In one instance Marianne Elise K., a technical draftsperson in a Berlin armaments factory, was denounced for sharing a wisecrack with her colleagues:
?Hitler and Göring are standing atop the Berlin radio tower.
Hitler says he wants to do something to put a smile on Berliners? faces.
So Göring says: ?Why don’t you jump???
The fact that Marianne K.’s husband had been killed in the war failed to help her case. The People’s Court handed down a death sentence.
Overall, Dead Funny is both interesting and thought-provoking. It is very broad in its scope; in addition to describing anti-Nazi humour originating in Germany itself, it also discusses Allied efforts to ridicule Hitler, BBC broadcasts in German, and the Nazis? own brand of humour. The author also devotes a chapter to the dark humour shared among Jewish people even as they were facing persecution and annihilation.
One of the most thought-provoking questions Herzog raises is whether it is acceptable to laugh at Hitler and his regime. While this may seem like a rather surprising question for North Americans, who may be familiar with the 1960s sitcom Hogan’s Heroes or countless comedy skits featuring stereotypical Nazi interrogators, the situation is different in Germany itself. According to Herzog Germans, burdened by their past, do not want to be accused of trivializing horrific events. Furthermore, unlike here, where anyone can purchase Hitler’s Mein Kampf, Germany has strict laws about accessing and displaying items associated with the Nazi regime. Given this backdrop, German cartoonist Walter Moers? 1998 spoof of the Nazis in his Adolf, the Nazi Sow was indeed groundbreaking, an event seen by Herzog as a sign of increasing freedom within Germany to ridicule rather than simply demonize Adolf Hitler.
Internationally, filmmakers are no longer completely constrained by earlier conventions in which the Holocaust could only be portrayed with faithful accuracy. Most strikingly, in Roberto Benigni’s 1997 film La Vita e Bella (Life is Beautiful) a Nazi concentration camp?resembling Auschwitz, as Herzog points out?becomes the setting for a comedy.

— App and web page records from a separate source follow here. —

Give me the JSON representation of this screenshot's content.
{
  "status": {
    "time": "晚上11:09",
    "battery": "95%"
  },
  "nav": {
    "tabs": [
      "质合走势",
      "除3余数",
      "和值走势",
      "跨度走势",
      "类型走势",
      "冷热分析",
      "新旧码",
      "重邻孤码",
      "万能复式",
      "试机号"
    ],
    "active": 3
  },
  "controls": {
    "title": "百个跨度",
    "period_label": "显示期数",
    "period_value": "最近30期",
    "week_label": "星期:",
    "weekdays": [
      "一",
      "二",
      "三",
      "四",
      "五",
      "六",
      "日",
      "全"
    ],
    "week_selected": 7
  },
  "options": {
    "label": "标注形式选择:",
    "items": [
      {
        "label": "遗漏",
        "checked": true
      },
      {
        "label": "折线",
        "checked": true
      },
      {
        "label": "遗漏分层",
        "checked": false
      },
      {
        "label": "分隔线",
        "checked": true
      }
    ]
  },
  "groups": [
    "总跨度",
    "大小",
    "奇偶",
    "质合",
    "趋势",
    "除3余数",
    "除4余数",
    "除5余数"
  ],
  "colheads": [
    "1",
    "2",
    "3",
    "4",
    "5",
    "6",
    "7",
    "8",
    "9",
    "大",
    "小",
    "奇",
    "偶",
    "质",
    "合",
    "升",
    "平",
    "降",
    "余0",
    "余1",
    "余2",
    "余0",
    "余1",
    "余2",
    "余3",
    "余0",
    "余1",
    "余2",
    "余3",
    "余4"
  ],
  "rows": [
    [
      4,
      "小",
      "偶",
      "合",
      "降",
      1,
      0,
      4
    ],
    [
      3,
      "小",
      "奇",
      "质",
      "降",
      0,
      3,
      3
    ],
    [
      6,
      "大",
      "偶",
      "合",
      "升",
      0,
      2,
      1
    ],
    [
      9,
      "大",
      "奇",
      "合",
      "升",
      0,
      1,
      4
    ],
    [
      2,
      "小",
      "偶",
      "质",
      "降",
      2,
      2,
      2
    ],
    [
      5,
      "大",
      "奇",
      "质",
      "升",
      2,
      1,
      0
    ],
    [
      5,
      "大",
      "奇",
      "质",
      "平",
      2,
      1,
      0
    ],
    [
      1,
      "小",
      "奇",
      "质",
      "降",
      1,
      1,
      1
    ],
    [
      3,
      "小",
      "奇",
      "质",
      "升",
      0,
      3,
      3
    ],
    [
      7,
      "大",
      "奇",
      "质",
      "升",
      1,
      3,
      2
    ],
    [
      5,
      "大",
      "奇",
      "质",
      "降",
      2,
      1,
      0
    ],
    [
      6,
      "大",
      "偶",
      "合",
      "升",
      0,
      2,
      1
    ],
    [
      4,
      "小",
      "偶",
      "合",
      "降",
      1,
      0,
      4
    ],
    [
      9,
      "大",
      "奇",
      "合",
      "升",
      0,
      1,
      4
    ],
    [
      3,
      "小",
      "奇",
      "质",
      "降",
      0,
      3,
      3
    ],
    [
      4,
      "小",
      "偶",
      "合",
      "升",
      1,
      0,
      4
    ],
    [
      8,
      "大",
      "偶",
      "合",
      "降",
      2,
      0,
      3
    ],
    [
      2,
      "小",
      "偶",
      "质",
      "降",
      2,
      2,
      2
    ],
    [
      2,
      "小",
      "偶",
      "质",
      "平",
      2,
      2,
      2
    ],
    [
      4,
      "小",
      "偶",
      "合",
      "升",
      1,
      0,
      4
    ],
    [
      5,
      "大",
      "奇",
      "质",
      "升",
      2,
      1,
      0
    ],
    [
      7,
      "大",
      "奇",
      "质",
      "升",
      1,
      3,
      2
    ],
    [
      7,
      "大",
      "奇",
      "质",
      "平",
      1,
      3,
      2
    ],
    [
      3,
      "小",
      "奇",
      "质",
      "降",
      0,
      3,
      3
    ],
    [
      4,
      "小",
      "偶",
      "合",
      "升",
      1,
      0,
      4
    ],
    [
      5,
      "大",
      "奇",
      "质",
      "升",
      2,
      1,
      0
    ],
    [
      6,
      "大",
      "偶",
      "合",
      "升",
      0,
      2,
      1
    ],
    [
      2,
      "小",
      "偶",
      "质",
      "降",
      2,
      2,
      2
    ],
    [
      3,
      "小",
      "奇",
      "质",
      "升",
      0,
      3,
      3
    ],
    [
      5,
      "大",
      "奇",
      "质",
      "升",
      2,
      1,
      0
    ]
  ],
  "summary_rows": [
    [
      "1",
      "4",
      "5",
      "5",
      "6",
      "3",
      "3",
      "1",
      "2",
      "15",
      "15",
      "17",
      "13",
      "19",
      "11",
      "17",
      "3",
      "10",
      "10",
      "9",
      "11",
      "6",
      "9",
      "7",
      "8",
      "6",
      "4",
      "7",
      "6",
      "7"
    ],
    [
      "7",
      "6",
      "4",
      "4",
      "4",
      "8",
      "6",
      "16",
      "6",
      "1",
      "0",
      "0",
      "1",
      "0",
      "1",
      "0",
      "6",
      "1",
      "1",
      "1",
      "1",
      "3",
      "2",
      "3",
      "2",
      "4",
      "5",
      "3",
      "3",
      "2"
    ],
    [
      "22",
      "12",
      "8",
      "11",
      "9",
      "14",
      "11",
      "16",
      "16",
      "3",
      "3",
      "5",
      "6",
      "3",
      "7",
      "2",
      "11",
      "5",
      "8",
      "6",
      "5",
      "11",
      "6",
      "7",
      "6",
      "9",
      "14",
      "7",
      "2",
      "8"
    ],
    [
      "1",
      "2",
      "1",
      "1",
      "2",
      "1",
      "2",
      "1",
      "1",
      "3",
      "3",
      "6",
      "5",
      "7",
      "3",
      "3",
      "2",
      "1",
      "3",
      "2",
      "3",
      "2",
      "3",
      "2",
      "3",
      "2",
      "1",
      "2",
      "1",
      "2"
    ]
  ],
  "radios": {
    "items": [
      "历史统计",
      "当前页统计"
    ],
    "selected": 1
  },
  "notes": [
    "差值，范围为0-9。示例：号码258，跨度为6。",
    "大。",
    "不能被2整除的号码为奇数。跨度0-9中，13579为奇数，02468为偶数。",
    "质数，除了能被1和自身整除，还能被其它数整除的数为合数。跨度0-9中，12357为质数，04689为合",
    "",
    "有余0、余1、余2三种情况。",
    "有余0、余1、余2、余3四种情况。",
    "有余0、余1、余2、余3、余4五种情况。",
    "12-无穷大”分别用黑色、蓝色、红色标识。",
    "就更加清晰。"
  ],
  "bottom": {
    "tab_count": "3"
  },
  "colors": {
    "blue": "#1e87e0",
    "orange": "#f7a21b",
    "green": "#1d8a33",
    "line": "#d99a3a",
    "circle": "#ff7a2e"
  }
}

Dead Funny forced me to consider the manner in which the Holocaust has been presented in film and other media, and what sort of treatment it may receive in the future. With the passage of time and with fewer perpetrators and victims still living, will new artistic representations of the Holocaust continue to develop, including the use of comedy? Or will Benigni’s film remain the only internationally successful film that uses humour in the portrayal of Hitler’s Final Solution?
Although it is a translation, Dead Funny flows quite well. However, it could have used more careful editing of its content. Perhaps the book’s most jarring error is in reporting that Hitler committed suicide on April 30, 1944. It is surprising that an error concerning an event which is so closely linked to the final few days of the war and occurred in 1945 was not detected prior to the book’s publication.
These oversights, however, should not distract readers from an otherwise well-researched and well-presented analysis on a subject That’s rarely discussed.